TECH | Stop using JPA/Hibernate · Blog de Laurent Stemmer

Here an example of a JPA entity (using Lombok for “simplicity”): <sarcasm quotes mine>

@Entity
@Table("offer")
@EqualsAndHashcode
@NoArgsConstructor // for Hibernate
@Setter // for Hibernate
@Getter
public class BankAccount {
    @Id
    @Column("id")
    private String id;
    @Column("opened")
    private boolean opened;
    @OneToMany(fetch = LAZY) // ...simplified
    private Set ownerIds;
}

Source: TECH | Stop using JPA/Hibernate · Blog de Laurent Stemmer

Through a very long series of unfortunate circumstances, I was backed into using Java/Spring/Hibernate/Angular in a doomed project. This page had me nodding my head in agreement, and this code reminded me of the Lombock portion, which was its own special nightmare. I just went looking for what I had written for that project, and it would appear that I’ve totally deleted it. I normally keep everything, so I can go back and refresh my mind when I recall some particular technique I’ve used in the past, so this should tell you something about the brain damage using this stack will incur.

I’m going to digress to setup a point. I used gvim for many years, with a complicated setup, using NerdTree and several other plugins, to give me a UI with my project’s directory on the left side, and tabs of open files on the right. At some point, I got tired of fiddling with the configuration, and finally started using someone’s massive-but-well-integrated ~/.vim configuration from a GitHub repo. Finally, I realized that I was spending all this time and effort on making gvim work just like ST did out of the box, and I could just start with that. So I did. While I’ve flirted with other editors (notably, Visual Studio Code, and the excellent IntelliJ, while working on Java), I’ve basically stuck with it for about 7 years now.

Here’s the parallel. The thing that fans of the Java ecosystem can’t admit to themselves is that this whole stack: Java, Spring, Hibernate, Lombock, Javascript, AngularJS, etc., et. al., ad naseum… is all just a terrible pile of Jenga blocks which putatively exist to give you a functional environment like… wait for it… Ruby on Rails! Lock, stock, and out of the box. It seems to me that the motivation of people who still like to use gvim when Sublime Text and Visual Studio Code exist is the same sort of motivation of people who like to use a Java stack over something like Rails. Maybe they’ve done it so long, they can bang out the boilerplate with their eyes closed. Maybe they like the way you have to do everything explicitly. Maybe it makes them feel like a hacker.

All of the code above reduces to this in Rails:

class BankAccount < ApplicationRecord
    self.table_name = 'offer'
    belongs_to :owner
end

In an absolutely brilliant display of one of the biggest problems with using this Java stack, I went to remind myself what the @Table("offer") directive does. I think it might specify the actual SQL database table name storing the instances of this object, but I literally can’t find any references to this pattern in the Lombok documentation. It is only through inferring it from a StackOverflow question that I am reasonably confident that this is, in fact, what it’s doing. And if it weren’t for Spring and Hibernate and Lombok, there’d be about a hundred more lines of boilerplate code in that single class file.

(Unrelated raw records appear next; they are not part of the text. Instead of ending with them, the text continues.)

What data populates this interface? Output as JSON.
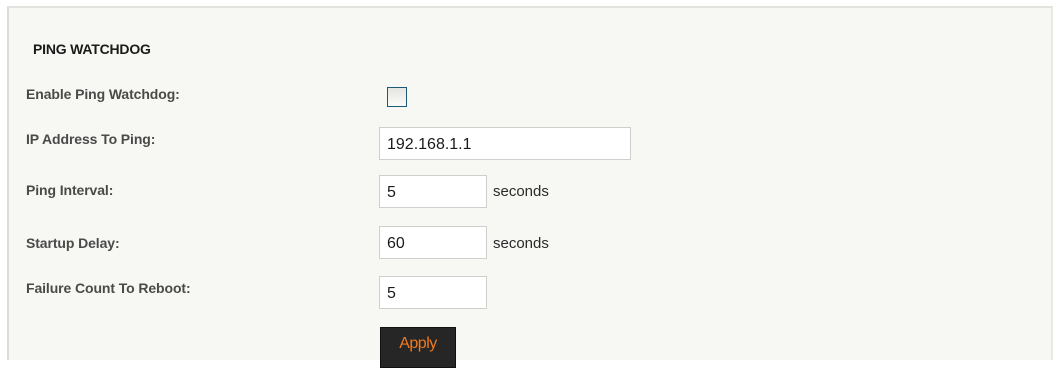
{
  "section": {
    "title": "PING WATCHDOG"
  },
  "fields": {
    "enable": {
      "label": "Enable Ping Watchdog:",
      "checked": false
    },
    "ip_address": {
      "label": "IP Address To Ping:",
      "value": "192.168.1.1"
    },
    "interval": {
      "label": "Ping Interval:",
      "value": "5",
      "unit": "seconds"
    },
    "startup_delay": {
      "label": "Startup Delay:",
      "value": "60",
      "unit": "seconds"
    },
    "failure_count": {
      "label": "Failure Count To Reboot:",
      "value": "5"
    }
  },
  "actions": {
    "apply_label": "Apply"
  },
  "colors": {
    "panel_background": "#f7f7f3",
    "button_background": "#262626",
    "button_text": "#f07a1e",
    "checkbox_border": "#1c5a7a"
  }
}
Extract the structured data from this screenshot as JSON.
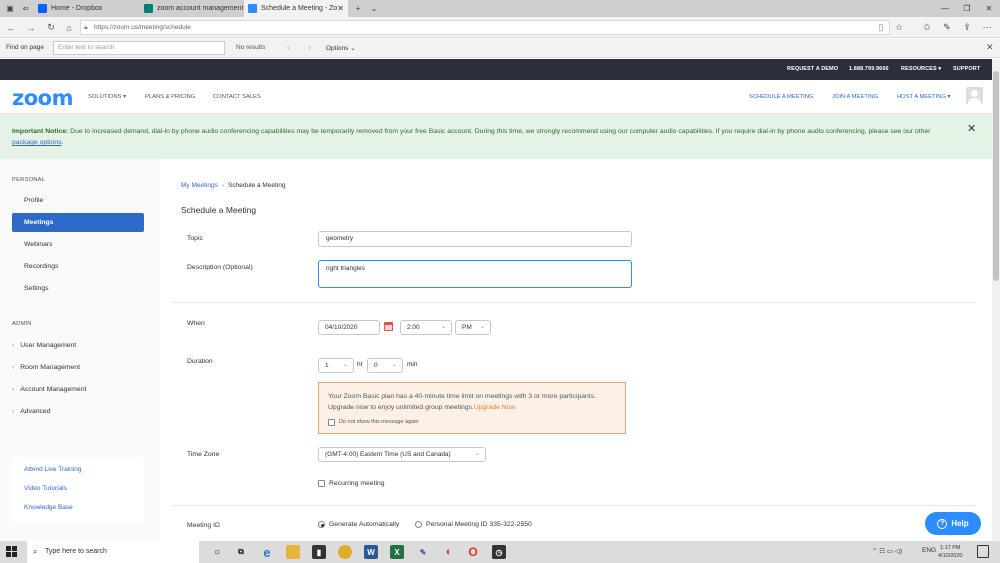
{
  "browser": {
    "tabs": [
      {
        "title": "Home - Dropbox"
      },
      {
        "title": "zoom account management"
      },
      {
        "title": "Schedule a Meeting - Zo"
      }
    ],
    "url": "https://zoom.us/meeting/schedule",
    "find": {
      "label": "Find on page",
      "placeholder": "Enter text to search",
      "result": "No results",
      "options": "Options"
    }
  },
  "zoom_top": {
    "request_demo": "REQUEST A DEMO",
    "phone": "1.888.799.9666",
    "resources": "RESOURCES ▾",
    "support": "SUPPORT"
  },
  "nav": {
    "logo": "zoom",
    "solutions": "SOLUTIONS ▾",
    "plans": "PLANS & PRICING",
    "contact": "CONTACT SALES",
    "schedule": "SCHEDULE A MEETING",
    "join": "JOIN A MEETING",
    "host": "HOST A MEETING ▾"
  },
  "notice": {
    "heading": "Important Notice:",
    "body": " Due to increased demand, dial-in by phone audio conferencing capabilities may be temporarily removed from your free Basic account. During this time, we strongly recommend using our computer audio capabilities. If you require dial-in by phone audio conferencing, please see our other ",
    "link": "package options",
    "end": "."
  },
  "sidebar": {
    "personal_label": "PERSONAL",
    "personal_items": [
      {
        "label": "Profile"
      },
      {
        "label": "Meetings"
      },
      {
        "label": "Webinars"
      },
      {
        "label": "Recordings"
      },
      {
        "label": "Settings"
      }
    ],
    "admin_label": "ADMIN",
    "admin_items": [
      {
        "label": "User Management"
      },
      {
        "label": "Room Management"
      },
      {
        "label": "Account Management"
      },
      {
        "label": "Advanced"
      }
    ],
    "help_links": [
      {
        "label": "Attend Live Training"
      },
      {
        "label": "Video Tutorials"
      },
      {
        "label": "Knowledge Base"
      }
    ]
  },
  "main": {
    "breadcrumb": {
      "parent": "My Meetings",
      "sep": "›",
      "current": "Schedule a Meeting"
    },
    "title": "Schedule a Meeting",
    "topic": {
      "label": "Topic",
      "value": "geometry"
    },
    "description": {
      "label": "Description (Optional)",
      "value": "right triangles"
    },
    "when": {
      "label": "When",
      "date": "04/10/2020",
      "time": "2:00",
      "ampm": "PM"
    },
    "duration": {
      "label": "Duration",
      "hours": "1",
      "hr_label": "hr",
      "minutes": "0",
      "min_label": "min"
    },
    "warning": {
      "line1": "Your Zoom Basic plan has a 40-minute time limit on meetings with 3 or more participants.",
      "line2": "Upgrade now to enjoy unlimited group meetings.",
      "upgrade": "Upgrade Now",
      "checkbox": "Do not show this message again"
    },
    "timezone": {
      "label": "Time Zone",
      "value": "(GMT-4:00) Eastern Time (US and Canada)"
    },
    "recurring": "Recurring meeting",
    "meeting_id": {
      "label": "Meeting ID",
      "option_auto": "Generate Automatically",
      "option_personal": "Personal Meeting ID 335-322-2550"
    },
    "help_button": "Help"
  },
  "taskbar": {
    "search_placeholder": "Type here to search",
    "lang": "ENG",
    "time": "1:17 PM",
    "date": "4/10/2020"
  },
  "colors": {
    "zoom_blue": "#2d8cff",
    "nav_dark": "#2b2f3d",
    "active_item": "#2d6ac7",
    "notice_bg": "#e5f3e6",
    "warning_border": "#f0a56b"
  }
}
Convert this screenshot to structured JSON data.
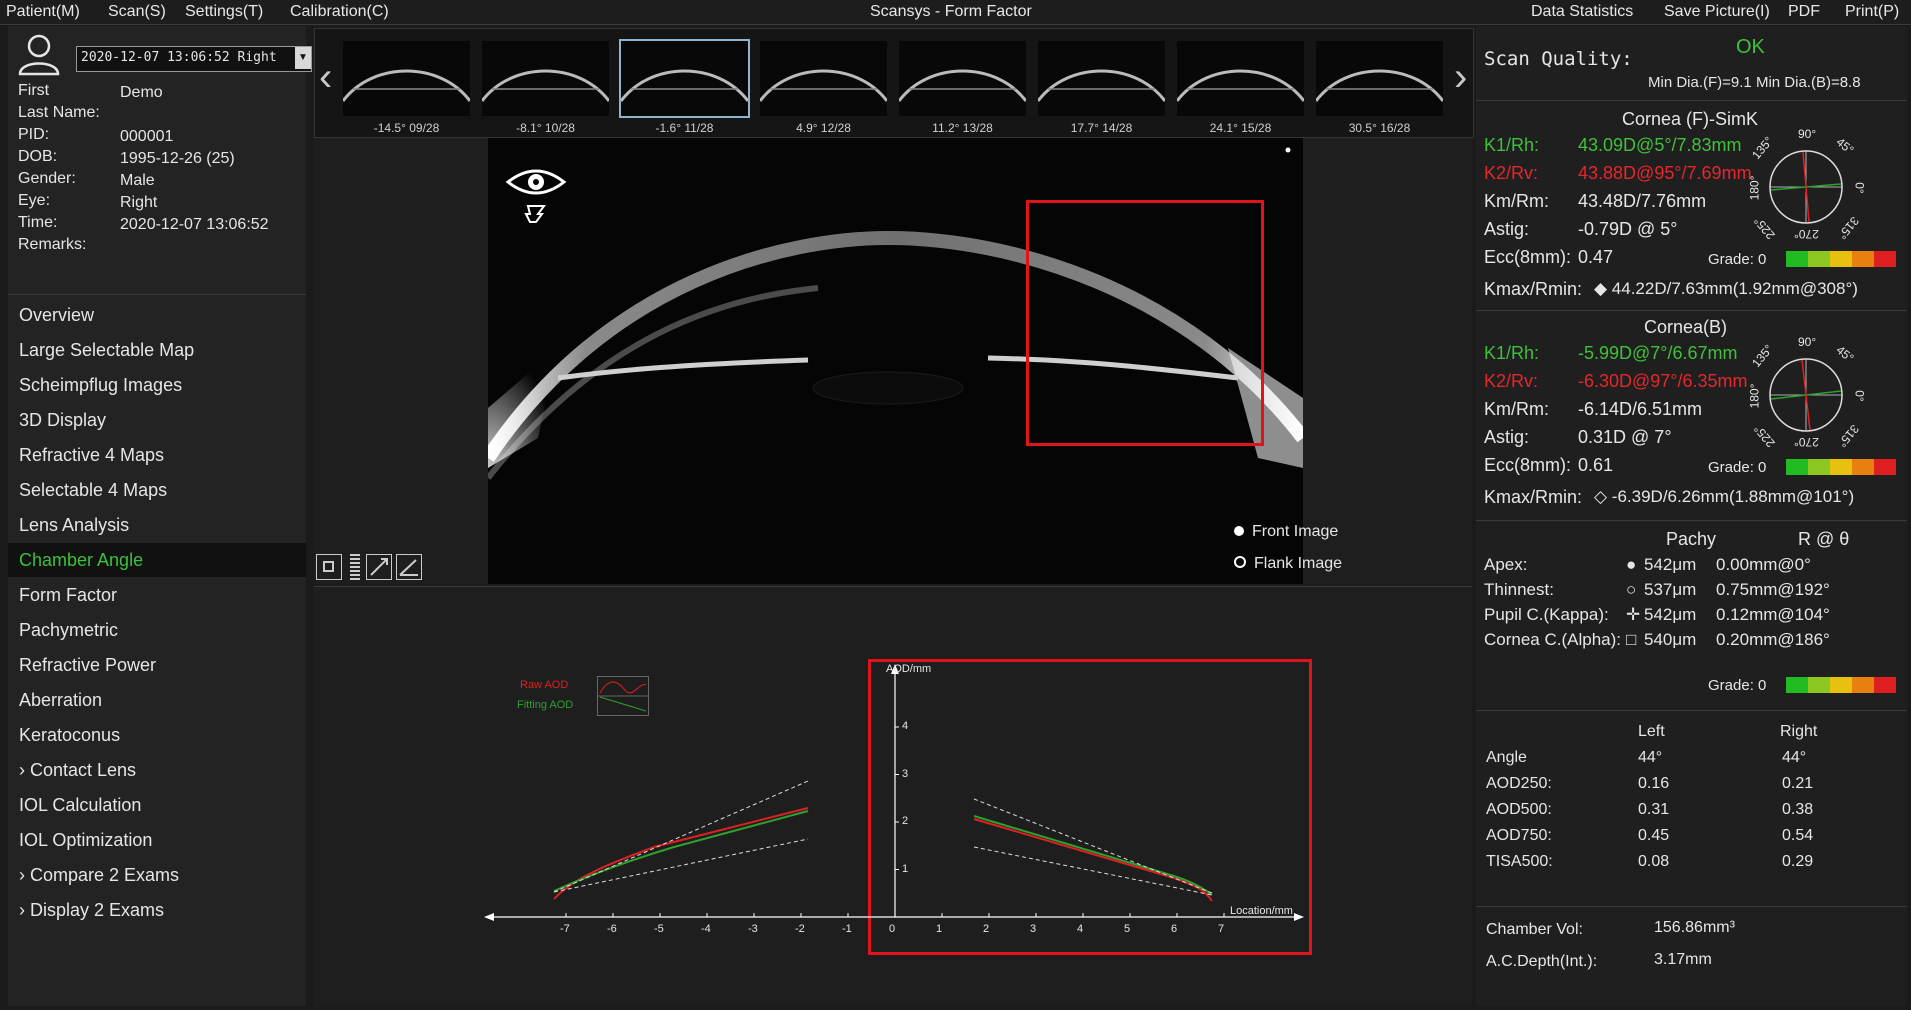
{
  "menu": {
    "patient": "Patient(M)",
    "scan": "Scan(S)",
    "settings": "Settings(T)",
    "calibration": "Calibration(C)",
    "title": "Scansys - Form Factor",
    "data_statistics": "Data Statistics",
    "save_picture": "Save Picture(I)",
    "pdf": "PDF",
    "print": "Print(P)"
  },
  "patient": {
    "exam_select": "2020-12-07 13:06:52 Right",
    "fields": [
      {
        "label": "First",
        "value": "Demo"
      },
      {
        "label": "Last Name:",
        "value": ""
      },
      {
        "label": "PID:",
        "value": "000001"
      },
      {
        "label": "DOB:",
        "value": "1995-12-26  (25)"
      },
      {
        "label": "Gender:",
        "value": "Male"
      },
      {
        "label": "Eye:",
        "value": "Right"
      },
      {
        "label": "Time:",
        "value": "2020-12-07 13:06:52"
      },
      {
        "label": "Remarks:",
        "value": ""
      }
    ]
  },
  "nav": [
    "Overview",
    "Large Selectable Map",
    "Scheimpflug Images",
    "3D Display",
    "Refractive 4 Maps",
    "Selectable 4 Maps",
    "Lens Analysis",
    "Chamber Angle",
    "Form Factor",
    "Pachymetric",
    "Refractive Power",
    "Aberration",
    "Keratoconus",
    "› Contact Lens",
    "IOL Calculation",
    "IOL Optimization",
    "› Compare 2 Exams",
    "› Display 2 Exams"
  ],
  "nav_active_index": 7,
  "thumbnails": [
    "-14.5° 09/28",
    "-8.1° 10/28",
    "-1.6° 11/28",
    "4.9° 12/28",
    "11.2° 13/28",
    "17.7° 14/28",
    "24.1° 15/28",
    "30.5° 16/28"
  ],
  "thumb_selected_index": 2,
  "image_options": {
    "front": "Front Image",
    "flank": "Flank Image"
  },
  "graph": {
    "legend_raw": "Raw AOD",
    "legend_fit": "Fitting AOD",
    "ylabel": "AOD/mm",
    "xlabel": "Location/mm",
    "xticks": [
      "-7",
      "-6",
      "-5",
      "-4",
      "-3",
      "-2",
      "-1",
      "0",
      "1",
      "2",
      "3",
      "4",
      "5",
      "6",
      "7"
    ],
    "yticks": [
      "1",
      "2",
      "3",
      "4"
    ]
  },
  "right": {
    "scan_quality_label": "Scan Quality:",
    "scan_quality_value": "OK",
    "min_dia": "Min Dia.(F)=9.1   Min Dia.(B)=8.8",
    "front": {
      "title": "Cornea (F)-SimK",
      "k1_label": "K1/Rh:",
      "k1_value": "43.09D@5°/7.83mm",
      "k2_label": "K2/Rv:",
      "k2_value": "43.88D@95°/7.69mm",
      "km_label": "Km/Rm:",
      "km_value": "43.48D/7.76mm",
      "astig_label": "Astig:",
      "astig_value": "-0.79D @ 5°",
      "ecc_label": "Ecc(8mm):",
      "ecc_value": "0.47",
      "grade": "Grade: 0",
      "kmax_label": "Kmax/Rmin:",
      "kmax_value": "◆ 44.22D/7.63mm(1.92mm@308°)"
    },
    "back": {
      "title": "Cornea(B)",
      "k1_label": "K1/Rh:",
      "k1_value": "-5.99D@7°/6.67mm",
      "k2_label": "K2/Rv:",
      "k2_value": "-6.30D@97°/6.35mm",
      "km_label": "Km/Rm:",
      "km_value": "-6.14D/6.51mm",
      "astig_label": "Astig:",
      "astig_value": "0.31D @ 7°",
      "ecc_label": "Ecc(8mm):",
      "ecc_value": "0.61",
      "grade": "Grade: 0",
      "kmax_label": "Kmax/Rmin:",
      "kmax_value": "◇ -6.39D/6.26mm(1.88mm@101°)"
    },
    "axis_labels": {
      "a90": "90°",
      "a45": "45°",
      "a135": "135°",
      "a180": "180°",
      "a0": "0°",
      "a225": "225°",
      "a270": "270°",
      "a315": "315°"
    },
    "pachy": {
      "col_pachy": "Pachy",
      "col_r": "R @ θ",
      "rows": [
        {
          "label": "Apex:",
          "symbol": "●",
          "pachy": "542μm",
          "r": "0.00mm@0°"
        },
        {
          "label": "Thinnest:",
          "symbol": "○",
          "pachy": "537μm",
          "r": "0.75mm@192°"
        },
        {
          "label": "Pupil C.(Kappa):",
          "symbol": "✛",
          "pachy": "542μm",
          "r": "0.12mm@104°"
        },
        {
          "label": "Cornea C.(Alpha):",
          "symbol": "□",
          "pachy": "540μm",
          "r": "0.20mm@186°"
        }
      ],
      "grade": "Grade: 0"
    },
    "angle": {
      "col_left": "Left",
      "col_right": "Right",
      "rows": [
        {
          "label": "Angle",
          "left": "44°",
          "right": "44°"
        },
        {
          "label": "AOD250:",
          "left": "0.16",
          "right": "0.21"
        },
        {
          "label": "AOD500:",
          "left": "0.31",
          "right": "0.38"
        },
        {
          "label": "AOD750:",
          "left": "0.45",
          "right": "0.54"
        },
        {
          "label": "TISA500:",
          "left": "0.08",
          "right": "0.29"
        }
      ]
    },
    "chamber_vol_label": "Chamber Vol:",
    "chamber_vol_value": "156.86mm³",
    "acd_label": "A.C.Depth(Int.):",
    "acd_value": "3.17mm"
  }
}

The top comment thread on the HN discussion about this blog post points out just how bad of an ORM Hibernate actually is. With 15 years of experience with Rails under my belt, I can assure you that almost none of those issues apply to ActiveRecord. Of course, I’ve seen people complain about AR, but I think their arguments are always exaggerated, and probably come from a place of general discontent with having to use Rails at all. People like to complain that Ruby is “slow” because it is interpreted, but it’s precisely that on-the-fly reflection that allows ActiveRecord to be so good at being an easily-programmed and powerful ORM. It’s trading machine time for ease of development and readability, and I have yet to see a situation where that was a bad tradeoff.

While I’m on the subject of ORM’s, I find EntityFramework just as bad as Hibernate. I suppose it’s just the nature of an ORM in the context of a compiled language. After giving it a real college try, I gave up on it. I wrote a serious application in Visual Basic and C# which accessed the database through a library of functions wrapping raw SQL, and called them from the WinForms side, and it worked out very well. I’m glad I didn’t try to force EF to work.

So, sure, rag on Rails. Call it slow. And, yes, compiled Java will always be technically faster than interpreted Ruby, but all the Java web sites I have to interact with are noticeably laggy and sluggish, compared to my apps, so there’s something to be said about implementation. And, while a whole team of Java devs are still writing class files, in both Java and Javascript, for their object model, I’m done with my app, and moving on to the next one.

So, yes, by all means, please stop using JPA/Hibernate, but, I would go one step further, and advise people to just stop using Java for web apps entirely. That horse got passed 15 years ago. Even if you don’t like Rails, there are at least a few other stacks that would be far more productive than Java for web apps these days. Heck, I’d try to do Javascript on the frontend and backend before I’d try doing Java again. <shiver>

And that’s my “2 minutes of hate” for today.